Your answer should hold each line of the material that contains the word "Self".

⁂

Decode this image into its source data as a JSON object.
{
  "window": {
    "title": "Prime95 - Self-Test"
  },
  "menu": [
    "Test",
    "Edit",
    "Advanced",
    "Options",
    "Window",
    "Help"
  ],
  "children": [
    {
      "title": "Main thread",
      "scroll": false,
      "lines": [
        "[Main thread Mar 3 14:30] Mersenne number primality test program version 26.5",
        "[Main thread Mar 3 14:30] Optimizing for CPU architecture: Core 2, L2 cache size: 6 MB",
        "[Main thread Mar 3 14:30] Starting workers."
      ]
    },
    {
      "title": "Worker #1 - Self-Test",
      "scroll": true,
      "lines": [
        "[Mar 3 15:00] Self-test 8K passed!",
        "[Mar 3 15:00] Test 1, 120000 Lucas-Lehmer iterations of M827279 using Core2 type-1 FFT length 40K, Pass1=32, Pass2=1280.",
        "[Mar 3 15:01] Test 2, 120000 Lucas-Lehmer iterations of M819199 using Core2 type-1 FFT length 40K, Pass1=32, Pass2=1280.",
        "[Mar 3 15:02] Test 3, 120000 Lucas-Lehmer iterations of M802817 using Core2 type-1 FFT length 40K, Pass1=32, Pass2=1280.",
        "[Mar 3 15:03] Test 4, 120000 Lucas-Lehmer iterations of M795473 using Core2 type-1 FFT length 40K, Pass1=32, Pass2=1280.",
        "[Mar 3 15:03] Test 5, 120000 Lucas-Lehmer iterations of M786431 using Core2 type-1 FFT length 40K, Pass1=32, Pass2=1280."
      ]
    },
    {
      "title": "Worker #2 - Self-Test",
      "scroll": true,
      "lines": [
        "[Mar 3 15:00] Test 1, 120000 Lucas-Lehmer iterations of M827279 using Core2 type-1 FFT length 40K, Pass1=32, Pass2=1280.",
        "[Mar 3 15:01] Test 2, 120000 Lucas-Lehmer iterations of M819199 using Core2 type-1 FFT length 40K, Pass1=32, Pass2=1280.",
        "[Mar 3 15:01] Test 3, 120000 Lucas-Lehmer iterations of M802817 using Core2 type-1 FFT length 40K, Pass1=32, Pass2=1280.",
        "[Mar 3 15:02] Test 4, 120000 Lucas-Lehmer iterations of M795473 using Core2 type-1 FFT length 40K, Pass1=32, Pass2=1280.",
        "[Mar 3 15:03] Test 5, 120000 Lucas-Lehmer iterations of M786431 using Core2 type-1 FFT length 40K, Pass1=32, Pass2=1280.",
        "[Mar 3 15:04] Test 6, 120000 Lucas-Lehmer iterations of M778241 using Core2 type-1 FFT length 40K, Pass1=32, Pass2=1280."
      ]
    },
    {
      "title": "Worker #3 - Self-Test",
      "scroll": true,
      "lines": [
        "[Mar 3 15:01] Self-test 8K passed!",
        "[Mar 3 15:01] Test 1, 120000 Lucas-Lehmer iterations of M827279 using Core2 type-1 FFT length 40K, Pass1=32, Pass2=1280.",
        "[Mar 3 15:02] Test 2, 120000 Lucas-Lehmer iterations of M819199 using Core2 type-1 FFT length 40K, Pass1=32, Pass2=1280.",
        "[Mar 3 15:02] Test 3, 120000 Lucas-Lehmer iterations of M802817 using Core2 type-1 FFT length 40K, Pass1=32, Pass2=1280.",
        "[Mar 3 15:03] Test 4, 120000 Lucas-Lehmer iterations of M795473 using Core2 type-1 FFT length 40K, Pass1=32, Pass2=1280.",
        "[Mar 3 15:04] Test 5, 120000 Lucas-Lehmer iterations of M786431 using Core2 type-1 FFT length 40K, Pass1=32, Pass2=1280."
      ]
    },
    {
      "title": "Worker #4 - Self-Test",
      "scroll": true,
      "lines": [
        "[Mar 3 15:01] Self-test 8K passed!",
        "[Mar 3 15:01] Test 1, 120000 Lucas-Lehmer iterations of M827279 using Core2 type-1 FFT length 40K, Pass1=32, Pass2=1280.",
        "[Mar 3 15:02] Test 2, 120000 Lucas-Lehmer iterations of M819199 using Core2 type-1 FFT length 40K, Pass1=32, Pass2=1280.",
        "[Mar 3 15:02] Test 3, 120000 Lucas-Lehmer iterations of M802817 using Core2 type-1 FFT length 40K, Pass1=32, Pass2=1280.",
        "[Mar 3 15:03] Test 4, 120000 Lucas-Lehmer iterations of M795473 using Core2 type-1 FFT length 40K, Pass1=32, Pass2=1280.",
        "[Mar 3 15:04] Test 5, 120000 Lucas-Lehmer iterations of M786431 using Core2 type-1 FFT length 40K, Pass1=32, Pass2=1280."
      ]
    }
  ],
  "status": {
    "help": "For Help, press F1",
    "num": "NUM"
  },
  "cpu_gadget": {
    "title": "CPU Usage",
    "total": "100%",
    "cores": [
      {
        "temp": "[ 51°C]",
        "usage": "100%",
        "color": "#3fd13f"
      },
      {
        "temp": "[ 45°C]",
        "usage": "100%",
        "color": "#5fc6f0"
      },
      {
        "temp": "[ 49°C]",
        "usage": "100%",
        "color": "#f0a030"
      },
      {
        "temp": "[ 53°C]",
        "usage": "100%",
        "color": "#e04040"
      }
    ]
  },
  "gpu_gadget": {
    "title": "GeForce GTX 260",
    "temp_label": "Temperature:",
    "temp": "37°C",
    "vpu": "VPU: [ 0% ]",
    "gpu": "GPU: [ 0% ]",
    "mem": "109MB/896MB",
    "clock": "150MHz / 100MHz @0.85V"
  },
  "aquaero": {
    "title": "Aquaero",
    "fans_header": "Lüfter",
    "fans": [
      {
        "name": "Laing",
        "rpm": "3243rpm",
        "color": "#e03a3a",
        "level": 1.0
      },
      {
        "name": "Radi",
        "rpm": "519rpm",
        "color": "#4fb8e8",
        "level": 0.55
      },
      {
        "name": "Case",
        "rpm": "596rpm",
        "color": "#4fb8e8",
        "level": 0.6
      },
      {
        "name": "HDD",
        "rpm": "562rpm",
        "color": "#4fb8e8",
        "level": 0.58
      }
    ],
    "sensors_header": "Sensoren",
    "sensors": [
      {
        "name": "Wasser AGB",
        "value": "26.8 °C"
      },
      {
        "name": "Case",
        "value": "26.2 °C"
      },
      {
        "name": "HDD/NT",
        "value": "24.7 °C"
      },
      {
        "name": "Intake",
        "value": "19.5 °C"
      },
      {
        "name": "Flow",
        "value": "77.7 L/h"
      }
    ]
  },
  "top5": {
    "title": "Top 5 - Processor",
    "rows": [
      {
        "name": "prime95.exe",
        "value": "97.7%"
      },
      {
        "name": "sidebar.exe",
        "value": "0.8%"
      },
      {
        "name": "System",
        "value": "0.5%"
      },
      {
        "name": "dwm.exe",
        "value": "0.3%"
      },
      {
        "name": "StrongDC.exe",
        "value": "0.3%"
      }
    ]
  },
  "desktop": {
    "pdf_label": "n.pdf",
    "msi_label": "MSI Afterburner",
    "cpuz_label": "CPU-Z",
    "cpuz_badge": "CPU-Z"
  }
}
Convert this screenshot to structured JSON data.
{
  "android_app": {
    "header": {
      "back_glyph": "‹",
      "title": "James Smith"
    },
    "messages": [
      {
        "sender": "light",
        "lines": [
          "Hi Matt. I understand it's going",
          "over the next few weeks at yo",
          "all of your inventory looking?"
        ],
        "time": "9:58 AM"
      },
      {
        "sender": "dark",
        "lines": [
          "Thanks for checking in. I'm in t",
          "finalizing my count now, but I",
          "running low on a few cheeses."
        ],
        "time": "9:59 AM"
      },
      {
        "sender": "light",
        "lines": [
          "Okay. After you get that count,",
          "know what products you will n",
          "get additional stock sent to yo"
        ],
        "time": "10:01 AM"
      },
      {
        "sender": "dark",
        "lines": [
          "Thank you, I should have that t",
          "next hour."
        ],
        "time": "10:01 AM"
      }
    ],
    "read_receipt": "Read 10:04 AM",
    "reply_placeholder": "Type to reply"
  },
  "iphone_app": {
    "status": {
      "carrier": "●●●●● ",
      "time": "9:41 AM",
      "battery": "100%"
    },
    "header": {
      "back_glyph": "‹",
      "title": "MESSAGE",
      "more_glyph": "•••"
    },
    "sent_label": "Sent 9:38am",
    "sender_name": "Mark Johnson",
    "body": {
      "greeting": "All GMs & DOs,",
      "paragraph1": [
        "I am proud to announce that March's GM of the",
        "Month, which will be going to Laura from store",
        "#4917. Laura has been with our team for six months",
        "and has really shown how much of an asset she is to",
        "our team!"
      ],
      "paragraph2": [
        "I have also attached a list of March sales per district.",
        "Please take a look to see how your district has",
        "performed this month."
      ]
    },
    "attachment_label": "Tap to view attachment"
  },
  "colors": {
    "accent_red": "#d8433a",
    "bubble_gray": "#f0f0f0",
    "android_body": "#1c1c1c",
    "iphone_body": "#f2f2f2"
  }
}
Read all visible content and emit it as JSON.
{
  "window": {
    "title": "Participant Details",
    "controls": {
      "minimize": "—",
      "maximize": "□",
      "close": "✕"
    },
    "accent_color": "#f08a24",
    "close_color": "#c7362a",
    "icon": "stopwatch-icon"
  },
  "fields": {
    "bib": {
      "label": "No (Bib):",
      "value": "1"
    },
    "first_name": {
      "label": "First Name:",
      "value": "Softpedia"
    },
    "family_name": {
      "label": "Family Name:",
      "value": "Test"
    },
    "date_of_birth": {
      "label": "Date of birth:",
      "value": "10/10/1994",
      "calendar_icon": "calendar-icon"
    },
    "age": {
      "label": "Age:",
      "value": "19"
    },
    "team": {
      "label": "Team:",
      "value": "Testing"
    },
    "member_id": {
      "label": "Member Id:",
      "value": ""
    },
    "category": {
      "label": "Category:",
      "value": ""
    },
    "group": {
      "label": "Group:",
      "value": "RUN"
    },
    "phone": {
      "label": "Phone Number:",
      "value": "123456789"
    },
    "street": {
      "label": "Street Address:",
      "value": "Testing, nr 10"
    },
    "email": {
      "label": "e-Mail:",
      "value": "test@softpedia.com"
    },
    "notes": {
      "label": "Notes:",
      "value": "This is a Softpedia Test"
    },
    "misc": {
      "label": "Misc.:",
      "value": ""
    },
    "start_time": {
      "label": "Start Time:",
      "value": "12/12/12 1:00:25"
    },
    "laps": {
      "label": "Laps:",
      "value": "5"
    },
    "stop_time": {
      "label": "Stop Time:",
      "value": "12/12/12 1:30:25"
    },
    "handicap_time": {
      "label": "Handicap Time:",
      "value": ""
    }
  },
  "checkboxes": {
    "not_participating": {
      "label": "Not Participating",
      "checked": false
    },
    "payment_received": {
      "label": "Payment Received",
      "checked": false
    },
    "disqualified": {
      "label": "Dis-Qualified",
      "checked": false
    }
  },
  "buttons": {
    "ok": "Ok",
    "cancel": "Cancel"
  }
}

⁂

▶ **Output for this task**:
    "title": "Prime95 - Self-Test"
      "title": "Worker #1 - Self-Test",
        "[Mar 3 15:00] Self-test 8K passed!",
      "title": "Worker #2 - Self-Test",
      "title": "Worker #3 - Self-Test",
        "[Mar 3 15:01] Self-test 8K passed!",
      "title": "Worker #4 - Self-Test",
        "[Mar 3 15:01] Self-test 8K passed!",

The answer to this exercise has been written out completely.